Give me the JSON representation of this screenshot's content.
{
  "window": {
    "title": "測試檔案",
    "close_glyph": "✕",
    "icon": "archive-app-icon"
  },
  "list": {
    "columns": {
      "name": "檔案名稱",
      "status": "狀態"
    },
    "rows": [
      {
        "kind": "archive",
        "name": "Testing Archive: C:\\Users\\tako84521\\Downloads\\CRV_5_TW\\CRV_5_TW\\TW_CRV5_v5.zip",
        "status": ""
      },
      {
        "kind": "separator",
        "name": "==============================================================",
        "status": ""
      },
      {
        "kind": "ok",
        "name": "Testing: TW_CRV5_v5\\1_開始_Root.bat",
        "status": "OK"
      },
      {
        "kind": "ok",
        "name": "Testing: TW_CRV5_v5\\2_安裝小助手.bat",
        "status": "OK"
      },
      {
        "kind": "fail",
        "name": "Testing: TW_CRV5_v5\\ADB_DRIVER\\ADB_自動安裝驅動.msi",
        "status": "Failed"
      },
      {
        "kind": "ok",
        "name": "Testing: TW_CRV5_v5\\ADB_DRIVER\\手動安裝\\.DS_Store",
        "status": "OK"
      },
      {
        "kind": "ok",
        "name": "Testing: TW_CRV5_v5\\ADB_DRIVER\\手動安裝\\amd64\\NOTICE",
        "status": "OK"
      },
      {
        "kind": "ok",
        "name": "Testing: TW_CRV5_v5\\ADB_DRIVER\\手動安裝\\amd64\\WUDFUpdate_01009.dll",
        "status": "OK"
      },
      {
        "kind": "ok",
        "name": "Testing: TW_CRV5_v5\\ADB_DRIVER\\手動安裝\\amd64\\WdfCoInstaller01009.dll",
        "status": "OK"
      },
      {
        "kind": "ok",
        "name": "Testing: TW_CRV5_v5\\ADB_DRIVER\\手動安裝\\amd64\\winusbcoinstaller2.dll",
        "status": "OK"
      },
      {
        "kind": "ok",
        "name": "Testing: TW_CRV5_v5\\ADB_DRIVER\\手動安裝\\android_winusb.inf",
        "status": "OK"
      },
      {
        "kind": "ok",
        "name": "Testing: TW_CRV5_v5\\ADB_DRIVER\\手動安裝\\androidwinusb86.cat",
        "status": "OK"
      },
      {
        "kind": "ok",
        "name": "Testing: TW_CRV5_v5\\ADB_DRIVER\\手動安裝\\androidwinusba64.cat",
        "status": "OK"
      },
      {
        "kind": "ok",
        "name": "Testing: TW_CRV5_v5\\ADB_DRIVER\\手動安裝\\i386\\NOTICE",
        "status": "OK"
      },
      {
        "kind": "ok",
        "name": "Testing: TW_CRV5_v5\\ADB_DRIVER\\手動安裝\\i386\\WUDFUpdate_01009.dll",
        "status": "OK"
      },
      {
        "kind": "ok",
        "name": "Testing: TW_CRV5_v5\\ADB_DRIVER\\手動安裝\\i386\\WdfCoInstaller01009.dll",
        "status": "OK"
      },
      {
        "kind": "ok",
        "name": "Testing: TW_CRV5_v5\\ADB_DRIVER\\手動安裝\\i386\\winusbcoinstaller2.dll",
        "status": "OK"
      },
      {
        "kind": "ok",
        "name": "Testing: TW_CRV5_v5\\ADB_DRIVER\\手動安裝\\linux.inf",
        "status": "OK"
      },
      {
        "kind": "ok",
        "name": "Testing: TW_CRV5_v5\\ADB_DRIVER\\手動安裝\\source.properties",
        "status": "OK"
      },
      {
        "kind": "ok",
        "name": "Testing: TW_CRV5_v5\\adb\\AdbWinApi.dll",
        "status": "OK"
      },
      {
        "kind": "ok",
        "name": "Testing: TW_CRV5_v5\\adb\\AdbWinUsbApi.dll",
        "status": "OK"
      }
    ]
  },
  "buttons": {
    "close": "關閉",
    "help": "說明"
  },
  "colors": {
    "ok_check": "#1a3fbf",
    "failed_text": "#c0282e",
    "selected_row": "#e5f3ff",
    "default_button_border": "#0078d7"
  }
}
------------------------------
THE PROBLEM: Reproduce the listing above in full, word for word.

WRITTEN SOLUTION:
Give me the JSON representation of this screenshot's content.
{
  "window": {
    "title": "測試檔案",
    "close_glyph": "✕",
    "icon": "archive-app-icon"
  },
  "list": {
    "columns": {
      "name": "檔案名稱",
      "status": "狀態"
    },
    "rows": [
      {
        "kind": "archive",
        "name": "Testing Archive: C:\\Users\\tako84521\\Downloads\\CRV_5_TW\\CRV_5_TW\\TW_CRV5_v5.zip",
        "status": ""
      },
      {
        "kind": "separator",
        "name": "==============================================================",
        "status": ""
      },
      {
        "kind": "ok",
        "name": "Testing: TW_CRV5_v5\\1_開始_Root.bat",
        "status": "OK"
      },
      {
        "kind": "ok",
        "name": "Testing: TW_CRV5_v5\\2_安裝小助手.bat",
        "status": "OK"
      },
      {
        "kind": "fail",
        "name": "Testing: TW_CRV5_v5\\ADB_DRIVER\\ADB_自動安裝驅動.msi",
        "status": "Failed"
      },
      {
        "kind": "ok",
        "name": "Testing: TW_CRV5_v5\\ADB_DRIVER\\手動安裝\\.DS_Store",
        "status": "OK"
      },
      {
        "kind": "ok",
        "name": "Testing: TW_CRV5_v5\\ADB_DRIVER\\手動安裝\\amd64\\NOTICE",
        "status": "OK"
      },
      {
        "kind": "ok",
        "name": "Testing: TW_CRV5_v5\\ADB_DRIVER\\手動安裝\\amd64\\WUDFUpdate_01009.dll",
        "status": "OK"
      },
      {
        "kind": "ok",
        "name": "Testing: TW_CRV5_v5\\ADB_DRIVER\\手動安裝\\amd64\\WdfCoInstaller01009.dll",
        "status": "OK"
      },
      {
        "kind": "ok",
        "name": "Testing: TW_CRV5_v5\\ADB_DRIVER\\手動安裝\\amd64\\winusbcoinstaller2.dll",
        "status": "OK"
      },
      {
        "kind": "ok",
        "name": "Testing: TW_CRV5_v5\\ADB_DRIVER\\手動安裝\\android_winusb.inf",
        "status": "OK"
      },
      {
        "kind": "ok",
        "name": "Testing: TW_CRV5_v5\\ADB_DRIVER\\手動安裝\\androidwinusb86.cat",
        "status": "OK"
      },
      {
        "kind": "ok",
        "name": "Testing: TW_CRV5_v5\\ADB_DRIVER\\手動安裝\\androidwinusba64.cat",
        "status": "OK"
      },
      {
        "kind": "ok",
        "name": "Testing: TW_CRV5_v5\\ADB_DRIVER\\手動安裝\\i386\\NOTICE",
        "status": "OK"
      },
      {
        "kind": "ok",
        "name": "Testing: TW_CRV5_v5\\ADB_DRIVER\\手動安裝\\i386\\WUDFUpdate_01009.dll",
        "status": "OK"
      },
      {
        "kind": "ok",
        "name": "Testing: TW_CRV5_v5\\ADB_DRIVER\\手動安裝\\i386\\WdfCoInstaller01009.dll",
        "status": "OK"
      },
      {
        "kind": "ok",
        "name": "Testing: TW_CRV5_v5\\ADB_DRIVER\\手動安裝\\i386\\winusbcoinstaller2.dll",
        "status": "OK"
      },
      {
        "kind": "ok",
        "name": "Testing: TW_CRV5_v5\\ADB_DRIVER\\手動安裝\\linux.inf",
        "status": "OK"
      },
      {
        "kind": "ok",
        "name": "Testing: TW_CRV5_v5\\ADB_DRIVER\\手動安裝\\source.properties",
        "status": "OK"
      },
      {
        "kind": "ok",
        "name": "Testing: TW_CRV5_v5\\adb\\AdbWinApi.dll",
        "status": "OK"
      },
      {
        "kind": "ok",
        "name": "Testing: TW_CRV5_v5\\adb\\AdbWinUsbApi.dll",
        "status": "OK"
      }
    ]
  },
  "buttons": {
    "close": "關閉",
    "help": "說明"
  },
  "colors": {
    "ok_check": "#1a3fbf",
    "failed_text": "#c0282e",
    "selected_row": "#e5f3ff",
    "default_button_border": "#0078d7"
  }
}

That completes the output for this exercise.